Ultimately, overcoming self-sabotage requires surrendering to God’s will and allowing His Spirit to guide and transform our lives. Through prayer, seeking wisdom from God’s Word, and relying on the power of the Holy Spirit, individuals can break free from self-destructive patterns and embrace the abundant life that God desires for them (John 10:10).

What is Romans 7 15?

Romans 7:15 says, “I do not understand what I do. For what I want to do I do not do, but what I hate I do.” This verse is part of the letter written by the Apostle Paul to the Romans, where he discusses the struggles between the desires of the flesh and the desire to live according to God’s will.

In this particular verse, Paul expresses his frustration with his own actions and the inner conflict he experiences. He acknowledges that there is a disconnect between what he wants to do, which is to follow God’s commands, and what he actually ends up doing, which goes against those commands. This struggle highlights the human condition of sinfulness and the ongoing battle between our sinful nature and our desire to live in obedience to God.
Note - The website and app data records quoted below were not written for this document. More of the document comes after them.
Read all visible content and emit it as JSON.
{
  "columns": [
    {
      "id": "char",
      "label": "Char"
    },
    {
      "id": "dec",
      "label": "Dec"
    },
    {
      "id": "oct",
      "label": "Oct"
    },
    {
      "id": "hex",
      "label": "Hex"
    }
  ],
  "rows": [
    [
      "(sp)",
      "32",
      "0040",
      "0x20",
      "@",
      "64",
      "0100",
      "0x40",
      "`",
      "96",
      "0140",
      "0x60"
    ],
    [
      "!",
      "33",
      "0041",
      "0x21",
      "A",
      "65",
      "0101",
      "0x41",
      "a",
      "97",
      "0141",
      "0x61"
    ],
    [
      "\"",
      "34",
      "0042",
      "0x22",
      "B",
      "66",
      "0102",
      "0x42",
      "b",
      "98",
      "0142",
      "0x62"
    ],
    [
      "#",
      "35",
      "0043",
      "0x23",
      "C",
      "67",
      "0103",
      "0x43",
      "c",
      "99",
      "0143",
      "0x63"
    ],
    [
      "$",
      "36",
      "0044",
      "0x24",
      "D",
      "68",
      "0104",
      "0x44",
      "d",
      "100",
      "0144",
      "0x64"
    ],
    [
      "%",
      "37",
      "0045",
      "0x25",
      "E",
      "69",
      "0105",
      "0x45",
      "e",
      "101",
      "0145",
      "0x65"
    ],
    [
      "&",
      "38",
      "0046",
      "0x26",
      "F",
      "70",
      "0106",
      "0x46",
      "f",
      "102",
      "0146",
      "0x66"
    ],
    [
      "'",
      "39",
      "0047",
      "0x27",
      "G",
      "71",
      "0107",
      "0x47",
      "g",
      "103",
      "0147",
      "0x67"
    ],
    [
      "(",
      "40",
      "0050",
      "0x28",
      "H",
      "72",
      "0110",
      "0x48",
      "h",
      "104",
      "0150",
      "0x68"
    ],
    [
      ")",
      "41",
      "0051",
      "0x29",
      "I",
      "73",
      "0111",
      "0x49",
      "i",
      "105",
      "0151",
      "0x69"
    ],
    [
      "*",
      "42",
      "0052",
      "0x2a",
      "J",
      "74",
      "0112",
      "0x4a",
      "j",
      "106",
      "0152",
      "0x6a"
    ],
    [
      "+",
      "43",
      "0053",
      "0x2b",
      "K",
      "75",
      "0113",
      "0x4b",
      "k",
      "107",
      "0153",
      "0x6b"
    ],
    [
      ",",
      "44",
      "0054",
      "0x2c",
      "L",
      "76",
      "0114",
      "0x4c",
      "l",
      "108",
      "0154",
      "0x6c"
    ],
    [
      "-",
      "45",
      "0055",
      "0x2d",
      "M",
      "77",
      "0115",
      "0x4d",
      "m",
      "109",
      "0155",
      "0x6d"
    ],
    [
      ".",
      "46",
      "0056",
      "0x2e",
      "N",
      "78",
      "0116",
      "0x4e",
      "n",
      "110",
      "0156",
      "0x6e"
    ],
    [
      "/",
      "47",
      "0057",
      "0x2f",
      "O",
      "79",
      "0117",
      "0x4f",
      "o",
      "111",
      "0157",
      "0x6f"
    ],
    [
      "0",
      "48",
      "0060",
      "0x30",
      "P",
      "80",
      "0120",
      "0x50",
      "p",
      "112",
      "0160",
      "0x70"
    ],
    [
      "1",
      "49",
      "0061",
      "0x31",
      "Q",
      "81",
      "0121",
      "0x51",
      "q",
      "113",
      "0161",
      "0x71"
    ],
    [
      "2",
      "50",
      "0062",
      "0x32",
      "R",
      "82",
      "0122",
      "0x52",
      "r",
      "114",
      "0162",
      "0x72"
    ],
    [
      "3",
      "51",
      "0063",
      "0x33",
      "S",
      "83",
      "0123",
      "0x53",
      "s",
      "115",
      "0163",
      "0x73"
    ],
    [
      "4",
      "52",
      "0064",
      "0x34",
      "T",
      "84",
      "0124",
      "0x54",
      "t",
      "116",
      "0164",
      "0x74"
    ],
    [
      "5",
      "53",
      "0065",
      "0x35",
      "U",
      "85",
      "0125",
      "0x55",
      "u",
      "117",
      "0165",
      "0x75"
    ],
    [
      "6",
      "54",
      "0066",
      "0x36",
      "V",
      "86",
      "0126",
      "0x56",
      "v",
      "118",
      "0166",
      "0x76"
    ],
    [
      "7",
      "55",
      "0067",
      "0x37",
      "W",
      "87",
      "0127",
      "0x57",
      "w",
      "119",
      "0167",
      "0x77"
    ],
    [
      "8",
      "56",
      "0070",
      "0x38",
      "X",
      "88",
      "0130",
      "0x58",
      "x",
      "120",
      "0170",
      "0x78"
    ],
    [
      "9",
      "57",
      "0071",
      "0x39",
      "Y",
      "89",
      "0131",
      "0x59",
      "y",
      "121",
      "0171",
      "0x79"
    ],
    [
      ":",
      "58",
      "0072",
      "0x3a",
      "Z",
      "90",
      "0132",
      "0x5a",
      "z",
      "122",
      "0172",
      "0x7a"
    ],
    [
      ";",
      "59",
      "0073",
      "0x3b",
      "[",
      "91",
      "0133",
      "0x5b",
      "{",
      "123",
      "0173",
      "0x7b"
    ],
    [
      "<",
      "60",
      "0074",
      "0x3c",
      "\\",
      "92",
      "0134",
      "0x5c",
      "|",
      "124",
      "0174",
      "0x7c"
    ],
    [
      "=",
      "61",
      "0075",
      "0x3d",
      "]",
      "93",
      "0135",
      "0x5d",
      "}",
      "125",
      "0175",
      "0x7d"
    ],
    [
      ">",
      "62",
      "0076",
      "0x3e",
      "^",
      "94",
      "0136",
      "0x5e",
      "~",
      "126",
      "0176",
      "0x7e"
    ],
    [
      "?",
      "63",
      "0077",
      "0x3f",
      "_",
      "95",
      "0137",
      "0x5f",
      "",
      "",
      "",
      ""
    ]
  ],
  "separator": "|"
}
The use of negritas in this explanation emphasizes the key points of Paul’s internal struggle, showing his confusion, frustration, and the contrast between his desires and actions.


What are some examples of self-sabotage in the Bible?

Some examples of self-sabotage in the Bible include Adam and Eve’s disobedience in the Garden of Eden, King Saul’s jealousy and paranoia towards David, and Samson’s weakness for women that ultimately led to his downfall.

How does self-sabotage manifest in biblical stories?

Self-sabotage manifests in biblical stories through the actions and choices made by individuals that ultimately lead to their own downfall or hinder their progress. These instances often highlight the consequences of pride, disobedience, doubt, and mistrust in God’s plan. Examples include Adam and Eve eating the forbidden fruit, Saul’s jealousy and refusal to follow God’s instructions, and Peter’s denial of Jesus.

Are there any lessons we can learn from instances of self-sabotage in the Bible?

Yes, there are lessons we can learn from instances of self-sabotage in the Bible.